The Monitor is a weekly column that covers everything in the WIRED culture world, including memes, movies, TV, and Twitter.
Chlo Zhaos Eternals has been a breakthrough in every way. It's the first Marvel Cinematic Universe movie that features a deaf hero (Lauren Ridloffs Mikkari). It is also the first movie to feature a gay hero (Brian Tyree Henrys Phastos). It is bathed with natural light (Zhaos signature), and it is filled with heroesand villains previously unknown in the MCU. It is also the first Marvel film to have been certified rotten by Rotten Tomatoes.
Rotten Tomatoes scores don't necessarily reflect the film's full impact on the public. It is a movie that was designed to appeal to a large audience, and its current score of 53 percent is quite low. It is also an indicator of what happens when movies, or any movie, try to be everything for everyone. Eternals, in turn, is a sign of the growing pains involved in moving the MCU forward.
People associate conversations with pushing forward with diversity and shifting canon. The film Eternals accomplishes that, but its hiccups don't have to do with its cast or crew. Its style isn't as vibrant and colorful as its predecessors. It's really about the story it tells and how many it can fit into its 2 hour-37 minute runtime.
Eternals doesn't have a runway. The MCU's fourth phase is now less dependent on big, team-up movies that build upon every story that has come before it. Tony Stark isn't content to just waltz into Spider-Man Homecoming and let everyone know who he really is. There are not a lot of origin stories that lead up to super hero slugfests such as The Avengers. This works in Zhao's favor in many ways. She was able to create her film and not be tied to any other movies in the MCU. Eternals has no major cameos and Thanos and the Avengers are only mentioned in passing. It also meant she had to make the narrative equivalent of 10 separate movies and Avengers: Endgameall featuring heroes that are far less well-known than Spidey. The movie needed to have some drama in the group, so it spends much of its time in the middle reciting what is basically the entire story of Captain America: Civil War. It's just too much.

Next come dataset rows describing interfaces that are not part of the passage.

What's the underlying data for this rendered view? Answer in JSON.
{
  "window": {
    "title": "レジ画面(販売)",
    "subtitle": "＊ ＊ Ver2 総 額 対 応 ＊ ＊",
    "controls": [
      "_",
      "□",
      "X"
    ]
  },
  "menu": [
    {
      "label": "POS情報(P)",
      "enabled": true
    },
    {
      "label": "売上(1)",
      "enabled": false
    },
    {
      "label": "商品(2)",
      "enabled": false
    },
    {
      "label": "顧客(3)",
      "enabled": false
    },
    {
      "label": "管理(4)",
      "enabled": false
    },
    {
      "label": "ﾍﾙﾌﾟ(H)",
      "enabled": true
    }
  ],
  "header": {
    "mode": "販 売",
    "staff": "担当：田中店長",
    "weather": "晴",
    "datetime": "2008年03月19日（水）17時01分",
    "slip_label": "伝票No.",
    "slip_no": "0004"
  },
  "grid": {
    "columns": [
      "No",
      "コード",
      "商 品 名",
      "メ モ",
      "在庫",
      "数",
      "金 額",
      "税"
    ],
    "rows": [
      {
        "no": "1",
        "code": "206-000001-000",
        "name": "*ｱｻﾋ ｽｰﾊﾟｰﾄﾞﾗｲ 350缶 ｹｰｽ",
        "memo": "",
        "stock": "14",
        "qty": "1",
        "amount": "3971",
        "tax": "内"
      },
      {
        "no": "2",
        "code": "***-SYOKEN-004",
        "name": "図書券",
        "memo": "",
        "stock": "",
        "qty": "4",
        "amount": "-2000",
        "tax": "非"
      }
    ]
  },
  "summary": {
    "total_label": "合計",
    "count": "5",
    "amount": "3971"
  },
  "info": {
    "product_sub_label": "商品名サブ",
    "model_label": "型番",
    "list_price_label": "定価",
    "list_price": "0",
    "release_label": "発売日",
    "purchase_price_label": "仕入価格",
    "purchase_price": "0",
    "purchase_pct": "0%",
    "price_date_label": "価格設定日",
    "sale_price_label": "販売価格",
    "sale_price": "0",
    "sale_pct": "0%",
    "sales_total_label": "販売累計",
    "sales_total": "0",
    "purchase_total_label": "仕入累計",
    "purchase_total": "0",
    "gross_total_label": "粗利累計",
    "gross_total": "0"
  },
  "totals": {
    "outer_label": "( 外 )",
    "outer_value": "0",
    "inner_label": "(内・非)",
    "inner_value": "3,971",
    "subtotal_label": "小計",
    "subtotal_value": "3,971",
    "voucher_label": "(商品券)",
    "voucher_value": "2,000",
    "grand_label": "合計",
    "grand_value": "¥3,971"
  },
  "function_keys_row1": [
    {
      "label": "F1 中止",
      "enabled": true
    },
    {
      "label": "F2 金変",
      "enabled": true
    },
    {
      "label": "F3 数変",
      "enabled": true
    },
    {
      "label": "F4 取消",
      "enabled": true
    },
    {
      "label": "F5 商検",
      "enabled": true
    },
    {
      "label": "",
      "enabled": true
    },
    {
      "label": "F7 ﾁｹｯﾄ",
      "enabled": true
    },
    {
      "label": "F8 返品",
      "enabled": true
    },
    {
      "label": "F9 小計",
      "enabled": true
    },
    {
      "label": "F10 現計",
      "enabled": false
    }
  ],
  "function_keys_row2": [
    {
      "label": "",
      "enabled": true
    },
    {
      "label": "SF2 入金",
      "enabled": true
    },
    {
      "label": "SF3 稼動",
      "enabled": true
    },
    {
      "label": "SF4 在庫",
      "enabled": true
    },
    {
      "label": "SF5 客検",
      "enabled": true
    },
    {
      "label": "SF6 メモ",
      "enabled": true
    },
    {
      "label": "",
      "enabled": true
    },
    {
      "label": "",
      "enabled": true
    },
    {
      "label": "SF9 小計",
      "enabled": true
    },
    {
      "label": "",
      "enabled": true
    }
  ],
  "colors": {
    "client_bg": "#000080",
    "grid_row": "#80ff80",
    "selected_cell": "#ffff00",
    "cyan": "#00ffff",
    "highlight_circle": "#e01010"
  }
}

It is in these Earthbound narrative beats that the movie excels, oddly. Zhao enjoys creating interpersonal moments. Sometimes, those moments can feel disconnected from the many action scenes in Eternals. This also means that her film must do a lot more emotional work in a short time span. It may have led to scenes like Phastos crying over his historical involvement in Hiroshima's bombing. A scene that has been criticized. It would be easy to see Zhaos Eternals as the thoughtful, moving journey it almost is if at least two of the film's heroes had been given separate films. It is a heavy story that no one can carry.